' article, "Is Seattle’s booming restaurant scene showing signs of slowing?" examines a spike in restaurant closures in 2019. What can it mean? Is Seattle experiencing a restaurant glut? Too many of them opened too quickly? If so, this would mean the market is presently self-correcting for a bout of investment exuberance that became irrational. In 2015, Seattle did not have enough restaurants for its booming economy, lots of entrepreneurs rushed in to meet the demand, the market rapidly became saturated, and now it is returning to a kind of equilibrium, a kind of sanity. Something of this story can also be found in the Capitol Hill Blog post
on the sudden closing of a really remarkable restaurant experiment called Central Smoke
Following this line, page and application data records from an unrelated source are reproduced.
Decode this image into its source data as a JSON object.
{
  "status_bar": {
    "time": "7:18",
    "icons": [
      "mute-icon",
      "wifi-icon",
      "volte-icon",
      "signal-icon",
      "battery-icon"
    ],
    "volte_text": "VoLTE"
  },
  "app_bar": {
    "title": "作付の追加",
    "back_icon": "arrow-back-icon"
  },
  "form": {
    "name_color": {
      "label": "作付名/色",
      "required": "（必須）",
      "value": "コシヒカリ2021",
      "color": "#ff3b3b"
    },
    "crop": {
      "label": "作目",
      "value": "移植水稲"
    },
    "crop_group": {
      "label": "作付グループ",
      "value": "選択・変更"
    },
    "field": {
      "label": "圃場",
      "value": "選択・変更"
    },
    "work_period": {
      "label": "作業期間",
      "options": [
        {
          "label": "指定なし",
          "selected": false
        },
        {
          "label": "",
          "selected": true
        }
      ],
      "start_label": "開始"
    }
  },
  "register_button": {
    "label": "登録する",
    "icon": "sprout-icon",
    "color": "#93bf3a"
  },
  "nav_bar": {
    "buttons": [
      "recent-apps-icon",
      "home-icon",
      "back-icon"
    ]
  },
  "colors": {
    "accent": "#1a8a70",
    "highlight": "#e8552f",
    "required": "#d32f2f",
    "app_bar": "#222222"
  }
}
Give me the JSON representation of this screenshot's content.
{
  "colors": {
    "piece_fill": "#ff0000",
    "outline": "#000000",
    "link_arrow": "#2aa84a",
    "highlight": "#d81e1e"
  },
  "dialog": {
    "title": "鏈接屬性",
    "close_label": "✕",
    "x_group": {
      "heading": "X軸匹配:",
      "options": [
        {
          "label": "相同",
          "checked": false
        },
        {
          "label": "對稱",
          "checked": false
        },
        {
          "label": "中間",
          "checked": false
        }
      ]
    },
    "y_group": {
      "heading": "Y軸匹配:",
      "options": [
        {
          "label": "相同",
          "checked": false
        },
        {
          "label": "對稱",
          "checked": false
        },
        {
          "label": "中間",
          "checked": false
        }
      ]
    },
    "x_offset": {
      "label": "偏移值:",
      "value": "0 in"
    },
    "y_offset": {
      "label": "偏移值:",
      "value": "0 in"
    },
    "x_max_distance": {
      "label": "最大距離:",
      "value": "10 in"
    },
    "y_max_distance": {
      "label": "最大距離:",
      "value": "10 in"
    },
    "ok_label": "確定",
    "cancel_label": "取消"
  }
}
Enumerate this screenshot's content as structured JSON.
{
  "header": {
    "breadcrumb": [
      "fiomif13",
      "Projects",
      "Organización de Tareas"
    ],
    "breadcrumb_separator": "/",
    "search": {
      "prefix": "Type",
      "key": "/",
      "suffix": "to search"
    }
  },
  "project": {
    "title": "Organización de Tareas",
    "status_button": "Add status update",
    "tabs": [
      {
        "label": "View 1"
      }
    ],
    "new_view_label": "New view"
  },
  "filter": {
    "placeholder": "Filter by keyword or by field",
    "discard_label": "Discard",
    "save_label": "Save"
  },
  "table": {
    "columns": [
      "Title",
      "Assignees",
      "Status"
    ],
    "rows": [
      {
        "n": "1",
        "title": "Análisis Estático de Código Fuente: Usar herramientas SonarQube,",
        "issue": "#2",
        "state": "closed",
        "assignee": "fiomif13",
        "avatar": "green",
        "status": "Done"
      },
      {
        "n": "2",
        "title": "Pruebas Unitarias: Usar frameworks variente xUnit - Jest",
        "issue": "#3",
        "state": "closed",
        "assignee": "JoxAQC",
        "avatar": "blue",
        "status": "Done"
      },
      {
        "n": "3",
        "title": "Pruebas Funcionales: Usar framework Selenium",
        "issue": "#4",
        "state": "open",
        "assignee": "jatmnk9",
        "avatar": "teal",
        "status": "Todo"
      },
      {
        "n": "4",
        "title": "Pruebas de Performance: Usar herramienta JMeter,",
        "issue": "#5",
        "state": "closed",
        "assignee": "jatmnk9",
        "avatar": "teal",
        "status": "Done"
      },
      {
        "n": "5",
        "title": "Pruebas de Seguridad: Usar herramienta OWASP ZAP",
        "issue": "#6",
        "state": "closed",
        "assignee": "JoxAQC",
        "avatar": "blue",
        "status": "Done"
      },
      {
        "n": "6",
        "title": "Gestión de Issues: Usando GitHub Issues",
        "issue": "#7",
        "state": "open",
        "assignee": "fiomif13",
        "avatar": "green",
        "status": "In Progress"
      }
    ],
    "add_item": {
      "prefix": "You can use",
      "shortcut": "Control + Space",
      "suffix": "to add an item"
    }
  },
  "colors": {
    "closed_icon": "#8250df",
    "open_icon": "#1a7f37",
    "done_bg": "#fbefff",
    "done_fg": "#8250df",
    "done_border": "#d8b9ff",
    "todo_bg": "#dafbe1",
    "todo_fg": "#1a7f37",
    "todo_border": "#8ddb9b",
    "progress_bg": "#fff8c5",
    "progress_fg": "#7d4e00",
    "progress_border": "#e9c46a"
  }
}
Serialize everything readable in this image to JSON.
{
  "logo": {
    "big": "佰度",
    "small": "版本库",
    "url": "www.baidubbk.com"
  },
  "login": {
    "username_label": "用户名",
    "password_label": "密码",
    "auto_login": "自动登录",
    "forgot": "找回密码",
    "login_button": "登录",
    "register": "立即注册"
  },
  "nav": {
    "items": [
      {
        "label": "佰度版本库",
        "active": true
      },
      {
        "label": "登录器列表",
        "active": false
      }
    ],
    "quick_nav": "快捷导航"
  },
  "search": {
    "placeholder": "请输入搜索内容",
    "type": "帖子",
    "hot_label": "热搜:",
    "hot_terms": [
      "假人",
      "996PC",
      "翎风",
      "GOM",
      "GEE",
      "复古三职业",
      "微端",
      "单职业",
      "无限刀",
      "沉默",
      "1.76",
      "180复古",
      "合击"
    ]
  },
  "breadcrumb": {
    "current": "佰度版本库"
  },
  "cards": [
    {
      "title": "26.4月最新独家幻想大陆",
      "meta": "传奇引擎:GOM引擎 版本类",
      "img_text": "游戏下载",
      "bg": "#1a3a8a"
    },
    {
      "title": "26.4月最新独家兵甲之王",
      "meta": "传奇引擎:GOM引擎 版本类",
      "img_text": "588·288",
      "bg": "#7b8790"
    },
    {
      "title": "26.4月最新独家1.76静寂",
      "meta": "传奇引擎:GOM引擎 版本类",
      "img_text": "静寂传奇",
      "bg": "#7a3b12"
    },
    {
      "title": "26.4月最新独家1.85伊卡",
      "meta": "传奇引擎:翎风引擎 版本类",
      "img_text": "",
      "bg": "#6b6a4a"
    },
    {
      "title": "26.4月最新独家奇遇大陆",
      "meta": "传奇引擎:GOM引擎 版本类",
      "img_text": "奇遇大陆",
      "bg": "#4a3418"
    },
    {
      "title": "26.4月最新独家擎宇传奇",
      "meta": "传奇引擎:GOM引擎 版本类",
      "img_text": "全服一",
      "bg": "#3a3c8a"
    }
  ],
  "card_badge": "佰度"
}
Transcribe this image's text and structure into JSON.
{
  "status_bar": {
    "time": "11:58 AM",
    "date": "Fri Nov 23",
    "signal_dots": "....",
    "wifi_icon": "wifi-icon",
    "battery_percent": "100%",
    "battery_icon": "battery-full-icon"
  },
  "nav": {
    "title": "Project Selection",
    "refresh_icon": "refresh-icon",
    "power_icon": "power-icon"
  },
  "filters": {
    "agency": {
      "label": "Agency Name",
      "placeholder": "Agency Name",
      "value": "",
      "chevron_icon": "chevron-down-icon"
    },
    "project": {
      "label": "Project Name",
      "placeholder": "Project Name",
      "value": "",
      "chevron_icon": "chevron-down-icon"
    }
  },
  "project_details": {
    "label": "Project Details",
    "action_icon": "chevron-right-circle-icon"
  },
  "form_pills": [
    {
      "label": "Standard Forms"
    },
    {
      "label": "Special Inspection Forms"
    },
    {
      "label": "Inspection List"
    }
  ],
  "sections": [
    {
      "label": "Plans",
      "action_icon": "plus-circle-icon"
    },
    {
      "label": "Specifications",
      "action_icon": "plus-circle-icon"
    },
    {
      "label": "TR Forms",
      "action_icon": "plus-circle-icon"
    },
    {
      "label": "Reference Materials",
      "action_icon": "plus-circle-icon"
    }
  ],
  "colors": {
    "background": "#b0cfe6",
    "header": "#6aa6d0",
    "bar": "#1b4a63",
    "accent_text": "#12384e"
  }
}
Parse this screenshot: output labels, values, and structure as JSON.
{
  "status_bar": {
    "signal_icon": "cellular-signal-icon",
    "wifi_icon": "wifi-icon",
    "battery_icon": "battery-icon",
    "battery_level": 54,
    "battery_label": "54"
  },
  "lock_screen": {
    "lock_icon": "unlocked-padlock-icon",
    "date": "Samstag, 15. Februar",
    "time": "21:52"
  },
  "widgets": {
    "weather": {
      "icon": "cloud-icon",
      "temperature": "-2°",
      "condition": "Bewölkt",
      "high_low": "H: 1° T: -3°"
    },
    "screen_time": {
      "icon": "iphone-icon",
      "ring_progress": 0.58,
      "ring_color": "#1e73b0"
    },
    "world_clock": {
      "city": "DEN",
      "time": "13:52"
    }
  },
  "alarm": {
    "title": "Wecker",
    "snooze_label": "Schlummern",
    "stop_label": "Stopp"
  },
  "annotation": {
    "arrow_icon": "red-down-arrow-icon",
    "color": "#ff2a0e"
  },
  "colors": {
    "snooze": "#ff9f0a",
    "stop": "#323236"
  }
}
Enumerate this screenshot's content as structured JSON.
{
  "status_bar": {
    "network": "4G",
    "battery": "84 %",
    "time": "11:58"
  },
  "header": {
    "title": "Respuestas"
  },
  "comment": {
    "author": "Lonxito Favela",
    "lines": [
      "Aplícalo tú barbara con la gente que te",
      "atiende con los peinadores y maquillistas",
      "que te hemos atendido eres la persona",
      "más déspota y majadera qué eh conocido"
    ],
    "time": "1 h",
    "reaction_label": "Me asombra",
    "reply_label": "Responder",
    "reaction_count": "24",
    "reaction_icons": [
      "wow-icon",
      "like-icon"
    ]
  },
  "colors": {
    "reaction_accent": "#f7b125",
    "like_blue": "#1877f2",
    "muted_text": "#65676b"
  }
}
This reading presents the market as a domain ruled by the unforgiving law of the survival of the fittest. But Seattle Times' food critic Bethany Jean Clement points primarily to the ever-increasing costs of living in this city—rent and utility bills are breaking the backs of businesses and customers alike. However this answer, which contains a great deal of truth and so should not be dismissed, must ultimately connect those rising costs with the boom in the tech economy, which commands a large number of high-paying jobs. But that reading, in essence, returns us to the logic of supply and demand, the law of market Darwinism. It has this story to tell: many restaurants opened to draw customers with large incomes, and at some point the number of tables in these businesses surpassed the number people who can regularly spend lots of money on meals. Meaning, again, the rise in closures is merely a market correction.
At this point, I want to offer another way of reading and narrating the current "market trend." Seattle, like San Francisco and Vancouver BC, has entered a stage of luxury urbanism that the Stanford professor Adrian Daub calls "second-wave gentrification."Continue reading »